The concept of a juvenile court system was put into practice in the United States in the late 1800s and early 1900s, based on the premise that youthful offenders should be handled differently from adults. As a rule, proceedings in juvenile courts are more informal than in adult courts. Juvenile courts also take a less adversarial stance toward defendants. However, in practice the juvenile court system presents some disadvantages.
Early intervention with a young offender helps prevent future criminal acts. According to a report from the National Center for Juvenile Justice, the juvenile court system has the best chance of stopping a delinquent from committing crimes again if it intervenes as early as possible.

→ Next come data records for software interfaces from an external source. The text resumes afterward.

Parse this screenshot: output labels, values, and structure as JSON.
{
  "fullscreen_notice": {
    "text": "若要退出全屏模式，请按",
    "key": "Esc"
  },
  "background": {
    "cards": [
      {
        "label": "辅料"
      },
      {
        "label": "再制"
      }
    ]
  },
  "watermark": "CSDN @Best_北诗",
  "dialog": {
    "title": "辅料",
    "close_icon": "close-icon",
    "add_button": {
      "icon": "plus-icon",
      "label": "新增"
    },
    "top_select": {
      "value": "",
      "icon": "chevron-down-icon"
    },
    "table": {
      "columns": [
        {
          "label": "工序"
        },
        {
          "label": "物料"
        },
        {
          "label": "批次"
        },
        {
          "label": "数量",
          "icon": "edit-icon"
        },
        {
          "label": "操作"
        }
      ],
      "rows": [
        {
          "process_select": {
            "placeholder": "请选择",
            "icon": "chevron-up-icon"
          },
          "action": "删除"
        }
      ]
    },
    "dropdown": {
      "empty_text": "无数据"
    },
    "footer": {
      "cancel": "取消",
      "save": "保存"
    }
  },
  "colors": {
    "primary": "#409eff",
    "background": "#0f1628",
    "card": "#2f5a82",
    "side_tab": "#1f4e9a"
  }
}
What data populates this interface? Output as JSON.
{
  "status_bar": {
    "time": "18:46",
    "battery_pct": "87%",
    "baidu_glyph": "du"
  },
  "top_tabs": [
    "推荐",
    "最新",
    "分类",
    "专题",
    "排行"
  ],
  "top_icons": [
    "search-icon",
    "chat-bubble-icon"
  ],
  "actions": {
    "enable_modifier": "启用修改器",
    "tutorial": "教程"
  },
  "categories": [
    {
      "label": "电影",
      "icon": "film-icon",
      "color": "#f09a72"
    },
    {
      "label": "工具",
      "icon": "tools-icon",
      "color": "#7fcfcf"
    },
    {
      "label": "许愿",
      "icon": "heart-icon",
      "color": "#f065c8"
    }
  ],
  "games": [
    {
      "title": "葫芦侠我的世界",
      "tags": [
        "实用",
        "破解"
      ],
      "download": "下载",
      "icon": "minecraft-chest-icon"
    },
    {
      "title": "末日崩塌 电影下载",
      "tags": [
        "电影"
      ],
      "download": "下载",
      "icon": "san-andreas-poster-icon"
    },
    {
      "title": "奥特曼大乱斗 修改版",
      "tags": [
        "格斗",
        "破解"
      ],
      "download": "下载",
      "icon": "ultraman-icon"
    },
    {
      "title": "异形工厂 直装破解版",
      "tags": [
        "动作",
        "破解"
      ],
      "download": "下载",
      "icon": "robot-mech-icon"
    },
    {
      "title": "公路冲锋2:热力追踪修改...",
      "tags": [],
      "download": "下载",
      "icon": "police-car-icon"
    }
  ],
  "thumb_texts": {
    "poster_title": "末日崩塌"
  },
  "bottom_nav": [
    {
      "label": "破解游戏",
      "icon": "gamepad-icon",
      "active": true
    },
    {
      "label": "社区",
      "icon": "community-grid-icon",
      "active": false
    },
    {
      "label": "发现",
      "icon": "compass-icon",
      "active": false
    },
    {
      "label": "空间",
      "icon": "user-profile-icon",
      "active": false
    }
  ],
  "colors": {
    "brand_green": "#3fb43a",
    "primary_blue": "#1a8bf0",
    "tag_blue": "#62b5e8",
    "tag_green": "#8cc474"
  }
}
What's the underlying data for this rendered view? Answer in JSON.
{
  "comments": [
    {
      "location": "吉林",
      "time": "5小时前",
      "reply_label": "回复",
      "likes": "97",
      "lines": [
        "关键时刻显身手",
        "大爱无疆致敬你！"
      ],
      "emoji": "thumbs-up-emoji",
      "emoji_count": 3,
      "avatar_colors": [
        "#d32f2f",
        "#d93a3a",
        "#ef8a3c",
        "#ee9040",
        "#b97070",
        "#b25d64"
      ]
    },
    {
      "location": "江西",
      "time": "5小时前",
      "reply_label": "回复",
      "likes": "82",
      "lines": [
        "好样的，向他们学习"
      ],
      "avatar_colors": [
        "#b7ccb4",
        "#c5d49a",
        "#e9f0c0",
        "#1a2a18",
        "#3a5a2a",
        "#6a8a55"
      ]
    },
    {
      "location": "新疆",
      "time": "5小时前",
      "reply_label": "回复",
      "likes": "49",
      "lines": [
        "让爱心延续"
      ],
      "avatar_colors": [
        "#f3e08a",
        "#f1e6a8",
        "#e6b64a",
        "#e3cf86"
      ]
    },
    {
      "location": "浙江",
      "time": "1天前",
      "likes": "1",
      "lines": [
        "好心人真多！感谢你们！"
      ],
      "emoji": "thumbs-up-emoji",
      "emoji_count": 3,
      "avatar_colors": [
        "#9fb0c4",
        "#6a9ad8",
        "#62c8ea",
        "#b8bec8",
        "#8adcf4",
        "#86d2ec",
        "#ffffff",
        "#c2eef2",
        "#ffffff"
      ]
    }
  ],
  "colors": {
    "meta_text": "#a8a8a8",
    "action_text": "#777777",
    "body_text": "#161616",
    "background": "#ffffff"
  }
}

For the court to intervene in a timely fashion, it must expedite case processing. The delays associated with the juvenile court system are one disadvantage of the system. It is not clear whether the delays are because the courts are overloaded or because they are inefficient.
Although juvenile courts were set up with the idea that informal proceedings would be beneficial for young offenders, in reality informality has become a disadvantage. This informality can result in overlooking juvenile defendants' due process rights, according to Preston Elrod and R. Scott Ryder in "Juvenile Justice: A Social, Historical and Legal Perspective." Juveniles and their parents should be aware of their rights and feel comfortable exercising them. However, many are not familiar with their rights.
No Orientation to Juveniles
Juvenile courts' ability to address the problems of juvenile offenders is limited. Although a part of their mandate is to control and reform these offenders, they often lack the understanding or the resources to fulfil this mandate, according to Elrod and Ryder. Often these courts opt for quick fixes such as coercion and imprisonment, rather than long-term solutions.